## Records provided
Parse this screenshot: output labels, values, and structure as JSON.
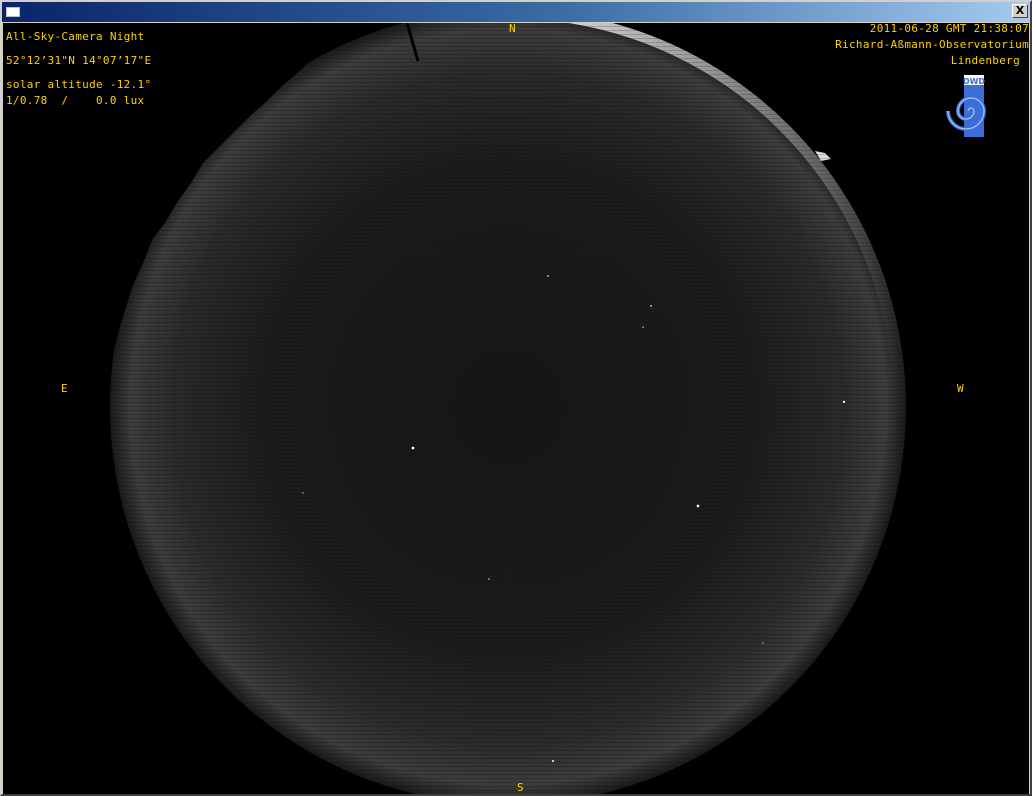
{
  "window": {
    "title": "",
    "close_label": "X"
  },
  "overlay": {
    "camera_title": "All-Sky-Camera Night",
    "coordinates": "52°12’31\"N 14°07’17\"E",
    "solar_altitude": "solar altitude -12.1°",
    "exposure": "1/0.78  /    0.0 lux",
    "datetime": "2011-06-28 GMT 21:38:07",
    "observatory": "Richard-Aßmann-Observatorium",
    "location": "Lindenberg",
    "logo_text": "DWD"
  },
  "compass": {
    "north": "N",
    "south": "S",
    "east": "E",
    "west": "W"
  },
  "colors": {
    "overlay_text": "#ffd200",
    "logo_blue": "#3a6fd8",
    "sky_background": "#000000"
  }
}
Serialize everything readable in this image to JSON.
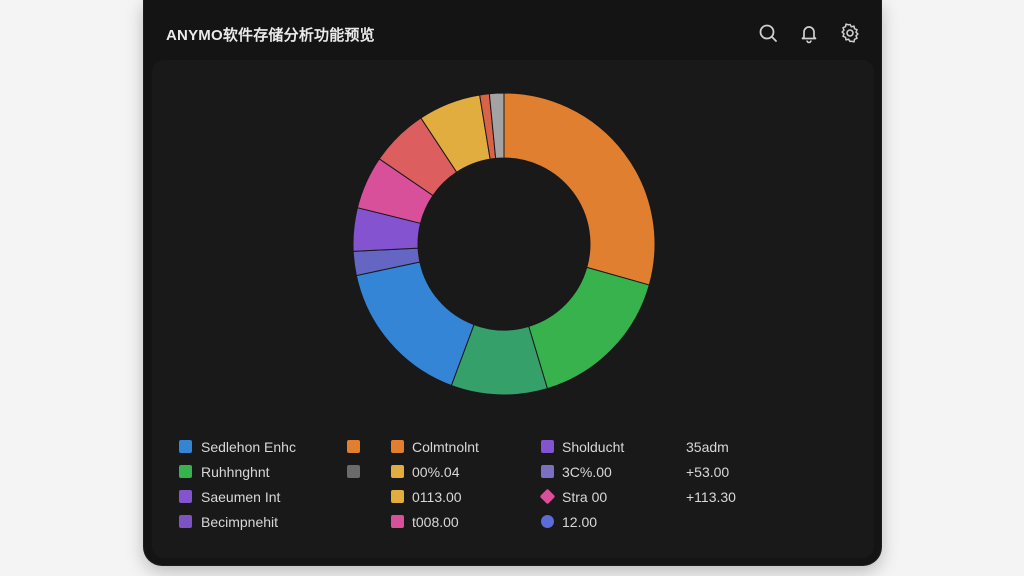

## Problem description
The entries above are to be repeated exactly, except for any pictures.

## Task solution
Parse this screenshot: output labels, values, and structure as JSON.
{
  "window": {
    "title": "",
    "close_label": "X"
  },
  "overlay": {
    "camera_title": "All-Sky-Camera Night",
    "coordinates": "52°12’31\"N 14°07’17\"E",
    "solar_altitude": "solar altitude -12.1°",
    "exposure": "1/0.78  /    0.0 lux",
    "datetime": "2011-06-28 GMT 21:38:07",
    "observatory": "Richard-Aßmann-Observatorium",
    "location": "Lindenberg",
    "logo_text": "DWD"
  },
  "compass": {
    "north": "N",
    "south": "S",
    "east": "E",
    "west": "W"
  },
  "colors": {
    "overlay_text": "#ffd200",
    "logo_blue": "#3a6fd8",
    "sky_background": "#000000"
  }
}
Serialize everything readable in this image to JSON.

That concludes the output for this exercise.